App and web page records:
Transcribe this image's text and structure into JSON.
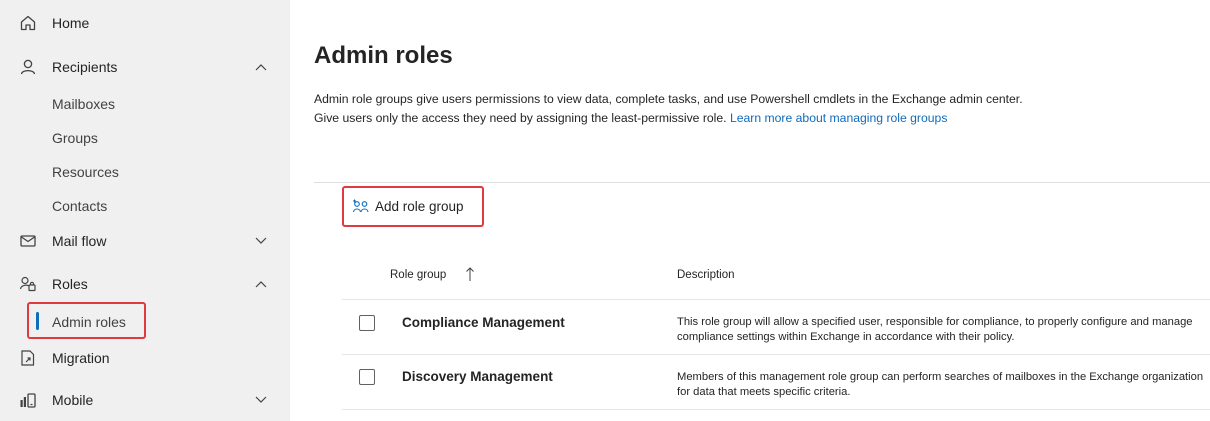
{
  "sidebar": {
    "items": [
      {
        "label": "Home",
        "icon": "home-icon"
      },
      {
        "label": "Recipients",
        "icon": "person-icon",
        "chevron": "up"
      },
      {
        "label": "Mailboxes"
      },
      {
        "label": "Groups"
      },
      {
        "label": "Resources"
      },
      {
        "label": "Contacts"
      },
      {
        "label": "Mail flow",
        "icon": "mail-icon",
        "chevron": "down"
      },
      {
        "label": "Roles",
        "icon": "roles-icon",
        "chevron": "up"
      },
      {
        "label": "Admin roles",
        "selected": true
      },
      {
        "label": "Migration",
        "icon": "migration-icon"
      },
      {
        "label": "Mobile",
        "icon": "mobile-icon",
        "chevron": "down"
      }
    ]
  },
  "main": {
    "title": "Admin roles",
    "description": "Admin role groups give users permissions to view data, complete tasks, and use Powershell cmdlets in the Exchange admin center. Give users only the access they need by assigning the least-permissive role. ",
    "description_link": "Learn more about managing role groups",
    "add_button_label": "Add role group",
    "table": {
      "columns": [
        "Role group",
        "Description"
      ],
      "sort": "ascending",
      "rows": [
        {
          "name": "Compliance Management",
          "description": "This role group will allow a specified user, responsible for compliance, to properly configure and manage compliance settings within Exchange in accordance with their policy."
        },
        {
          "name": "Discovery Management",
          "description": "Members of this management role group can perform searches of mailboxes in the Exchange organization for data that meets specific criteria."
        }
      ]
    }
  },
  "colors": {
    "accent": "#0f6cbd",
    "highlight": "#e0393e",
    "sidebar_bg": "#f0f0f0"
  }
}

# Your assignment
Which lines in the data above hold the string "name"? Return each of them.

# Written solution
          "name": "Compliance Management",
          "name": "Discovery Management",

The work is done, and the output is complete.